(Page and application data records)
☆ ☆ ☆ ☆ ☆
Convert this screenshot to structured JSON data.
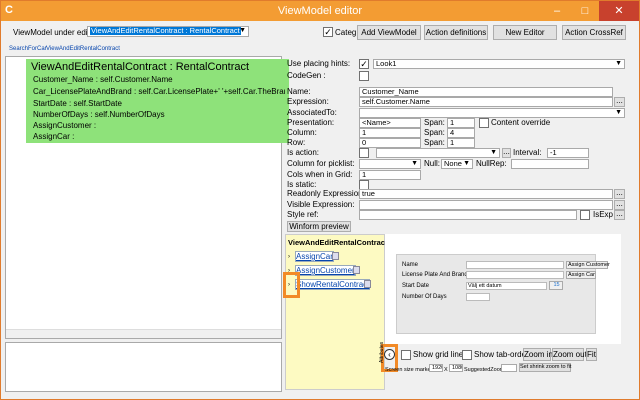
{
  "window": {
    "title": "ViewModel editor",
    "minimize": "–",
    "maximize": "□",
    "close": "✕"
  },
  "toolbar": {
    "under_edit_label": "ViewModel under edit:",
    "under_edit_value": "ViewAndEditRentalContract : RentalContract",
    "categ_label": "Categ",
    "add_viewmodel": "Add ViewModel",
    "action_definitions": "Action definitions",
    "new_editor": "New Editor",
    "action_crossref": "Action CrossRef"
  },
  "breadcrumb": {
    "part1": "SearchForCar",
    "part2": "ViewAndEditRentalContract"
  },
  "viewmodel_tree": {
    "title": "ViewAndEditRentalContract : RentalContract",
    "lines": [
      "Customer_Name : self.Customer.Name",
      "Car_LicensePlateAndBrand : self.Car.LicensePlate+' '+self.Car.TheBrandOfThe",
      "StartDate : self.StartDate",
      "NumberOfDays : self.NumberOfDays",
      "AssignCustomer :",
      "AssignCar :"
    ]
  },
  "props": {
    "placing_hints_label": "Use placing hints:",
    "placing_hints_value": "Look1",
    "codegen_label": "CodeGen :",
    "name_label": "Name:",
    "name_value": "Customer_Name",
    "expression_label": "Expression:",
    "expression_value": "self.Customer.Name",
    "associated_label": "AssociatedTo:",
    "presentation_label": "Presentation:",
    "presentation_value": "<Name>",
    "span_label": "Span:",
    "span1_value": "1",
    "content_override_label": "Content override",
    "column_label": "Column:",
    "column_value": "1",
    "span2_value": "4",
    "row_label": "Row:",
    "row_value": "0",
    "span3_value": "1",
    "is_action_label": "Is action:",
    "interval_label": "Interval:",
    "interval_value": "-1",
    "column_picklist_label": "Column for picklist:",
    "null_label": "Null:",
    "null_value": "None",
    "nullrep_label": "NullRep:",
    "cols_grid_label": "Cols when in Grid:",
    "cols_grid_value": "1",
    "is_static_label": "Is static:",
    "readonly_label": "Readonly Expression:",
    "readonly_value": "true",
    "visible_label": "Visible Expression:",
    "style_label": "Style ref:",
    "isexp_label": "IsExp",
    "winform_preview": "Winform preview",
    "ellipsis": "..."
  },
  "preview": {
    "title": "ViewAndEditRentalContract",
    "items": [
      "AssignCar",
      "AssignCustomer",
      "ShowRentalContract"
    ]
  },
  "form": {
    "name_label": "Name",
    "license_label": "License Plate And Brand",
    "start_label": "Start Date",
    "start_value": "Välj ett datum",
    "date_icon_text": "15",
    "days_label": "Number Of Days",
    "assign_customer": "Assign Customer",
    "assign_car": "Assign Car"
  },
  "bottom": {
    "attributes_label": "Attributes",
    "show_grid_lines": "Show grid lines",
    "show_tab_order": "Show tab-order",
    "zoom_in": "Zoom in",
    "zoom_out": "Zoom out",
    "fit": "Fit",
    "screen_size_label": "Screen size marker",
    "width_value": "1920",
    "x_label": "X",
    "height_value": "1080",
    "suggested_label": "SuggestedZoom",
    "set_shrink": "Set shrink zoom to fit"
  },
  "colors": {
    "title_bar": "#f39c33",
    "close": "#c8412d",
    "viewmodel_box": "#8ee27a",
    "preview_bg": "#fdfac2",
    "highlight": "#f28a27"
  }
}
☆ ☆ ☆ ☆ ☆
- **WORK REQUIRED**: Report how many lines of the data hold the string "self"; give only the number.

- **TASK RESULT**: 5